I had prepared some points I wanted to talk about. Some I mentioned in the recorded interview (why such a large database, because this database state is keen on collecting as much data as it can on us; it is a criminal intelligence database for the purpose of crime detection), many others I didn't (databases have mistakes, are accessed illegally, get forgotten on trains, etc. DNA can be used to identify children and parents as well, the samples and profiles are used for research without consent, etc. and some practical advice: the current system of the 'exceptional procedure', that if you're on the NDNAD you should go to the new Reclaim your DNA website, and in any case you must respond to this consultation.) As Eamonn Holmes was under the impression that my DNA profile was still on the NDNAD, I explained several of the actions I had to take in the two years it took me to manage to eventually successfully reclaim my DNA. I had the impression we had just started, but several minutes had already gone and it was all over! So I had the time for much less than I was hoping to communicate. Click on either of the two pictures to download the video (16.5 MB), if you must.
On my way out, I bumped into Helen Wallace of GeneWatch UK, the leading UK organisation providing independent information on genetic technologies, on her way to do some interviews. Read GeneWatch's reaction to the government plans at Home Office drags its feet on DNA database removals.

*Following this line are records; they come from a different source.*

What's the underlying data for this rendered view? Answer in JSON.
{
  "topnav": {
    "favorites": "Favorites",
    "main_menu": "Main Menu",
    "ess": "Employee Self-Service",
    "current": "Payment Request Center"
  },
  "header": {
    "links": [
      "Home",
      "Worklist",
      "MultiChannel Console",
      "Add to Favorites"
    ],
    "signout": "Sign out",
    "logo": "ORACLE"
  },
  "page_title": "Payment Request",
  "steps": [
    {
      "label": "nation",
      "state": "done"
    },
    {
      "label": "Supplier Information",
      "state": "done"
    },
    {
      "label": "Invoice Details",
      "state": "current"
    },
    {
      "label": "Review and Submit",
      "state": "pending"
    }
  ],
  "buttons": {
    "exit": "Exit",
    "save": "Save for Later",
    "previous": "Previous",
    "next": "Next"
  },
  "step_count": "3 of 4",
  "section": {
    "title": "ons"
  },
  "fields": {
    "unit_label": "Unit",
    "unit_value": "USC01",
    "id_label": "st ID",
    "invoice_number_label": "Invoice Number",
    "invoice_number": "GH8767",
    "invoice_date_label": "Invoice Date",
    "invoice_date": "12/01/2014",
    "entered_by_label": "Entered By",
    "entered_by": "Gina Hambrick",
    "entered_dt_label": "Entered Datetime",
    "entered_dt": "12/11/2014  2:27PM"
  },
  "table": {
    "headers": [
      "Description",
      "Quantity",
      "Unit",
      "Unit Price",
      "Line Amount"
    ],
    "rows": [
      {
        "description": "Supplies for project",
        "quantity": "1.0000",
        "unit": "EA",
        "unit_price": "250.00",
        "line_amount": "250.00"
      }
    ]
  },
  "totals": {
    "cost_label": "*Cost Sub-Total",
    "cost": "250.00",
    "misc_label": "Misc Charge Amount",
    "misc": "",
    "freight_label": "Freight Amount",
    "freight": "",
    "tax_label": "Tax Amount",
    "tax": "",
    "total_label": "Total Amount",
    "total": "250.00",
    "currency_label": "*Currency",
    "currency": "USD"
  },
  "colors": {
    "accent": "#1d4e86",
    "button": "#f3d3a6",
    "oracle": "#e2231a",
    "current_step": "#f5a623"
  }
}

I wonder who decides on the captions identifying people on TV? I didn't think 'Former suspect' was neutral enough when this was used in an earlier appearance. This time, the caption changed through the interview. It started with 'Mistaken suspect' and finished with 'DNA campaigner'. The former is obviously wrong and is likely why it was changed, but the latter is still a shortcut: DNA is not a campaign. I am campaigning, with many others, to ensure that innocents are no longer treated as 'yet to be convicted' and that means full compliance with the ECtHR ruling condemning 'the blanket and indiscriminate nature of the powers of retention of the fingerprints, cellular samples and DNA profiles of persons suspected but not convicted of offences'.
Update 3 - The consultation Keeping the right people on the DNA database has now been published. It closes on 2009-09-07. With more than five million profiles on the NDNAD, about one in ten persons in the UK, either you're on it or you likely know someone who is. After a critical reading of the documents, do respond to voice your views. For reliable independent information on most aspects of the NDNAD, check GeneWatch UK.
Until the consultation closes and the government decides what it will do, hopefully more in line with the spirit of the unanimous ruling of the ECtHR, the 'exceptional' rule still apply. If you're innocent and on the NDNAD, write to the chief constable of the force that arrested you to reclaim your DNA.
First published 2009-05-06; last updated 2009-05-07.